* Task item:
Count the lines containing "Sign" in the entries underneath, and state that count without anything else.

(Dataset rows describing interfaces)
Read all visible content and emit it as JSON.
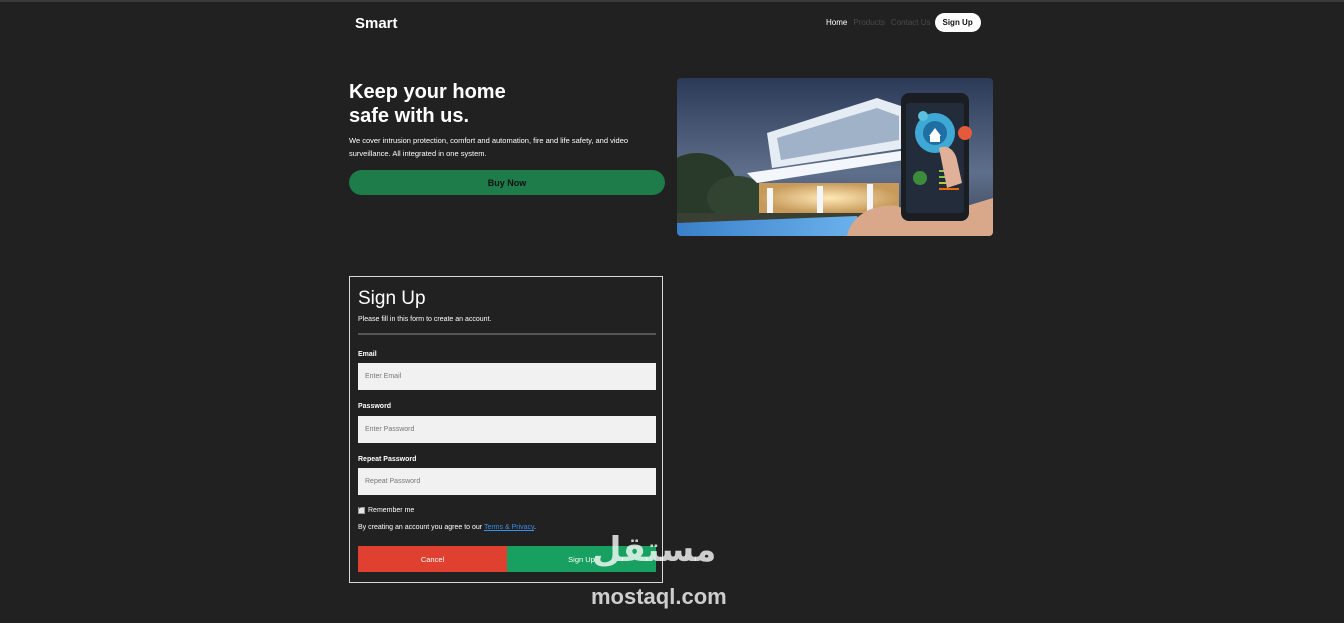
{
  "nav": {
    "brand": "Smart",
    "links": [
      {
        "label": "Home",
        "active": true
      },
      {
        "label": "Products",
        "active": false
      },
      {
        "label": "Contact Us",
        "active": false
      }
    ],
    "signup_label": "Sign Up"
  },
  "hero": {
    "title_line1": "Keep your home",
    "title_line2": "safe with us.",
    "description": "We cover intrusion protection, comfort and automation, fire and life safety, and video surveillance. All integrated in one system.",
    "buy_label": "Buy Now",
    "buy_color": "#1e7b4a"
  },
  "form": {
    "title": "Sign Up",
    "subtitle": "Please fill in this form to create an account.",
    "email": {
      "label": "Email",
      "placeholder": "Enter Email",
      "value": ""
    },
    "password": {
      "label": "Password",
      "placeholder": "Enter Password",
      "value": ""
    },
    "repeat": {
      "label": "Repeat Password",
      "placeholder": "Repeat Password",
      "value": ""
    },
    "remember_label": "Remember me",
    "remember_checked": true,
    "terms_prefix": "By creating an account you agree to our ",
    "terms_link": "Terms & Privacy",
    "terms_suffix": ".",
    "cancel_label": "Cancel",
    "submit_label": "Sign Up",
    "cancel_color": "#e0402f",
    "submit_color": "#17a060"
  },
  "watermark": {
    "arabic": "مستقل",
    "latin": "mostaql.com"
  }
}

* Response to this exercise:
3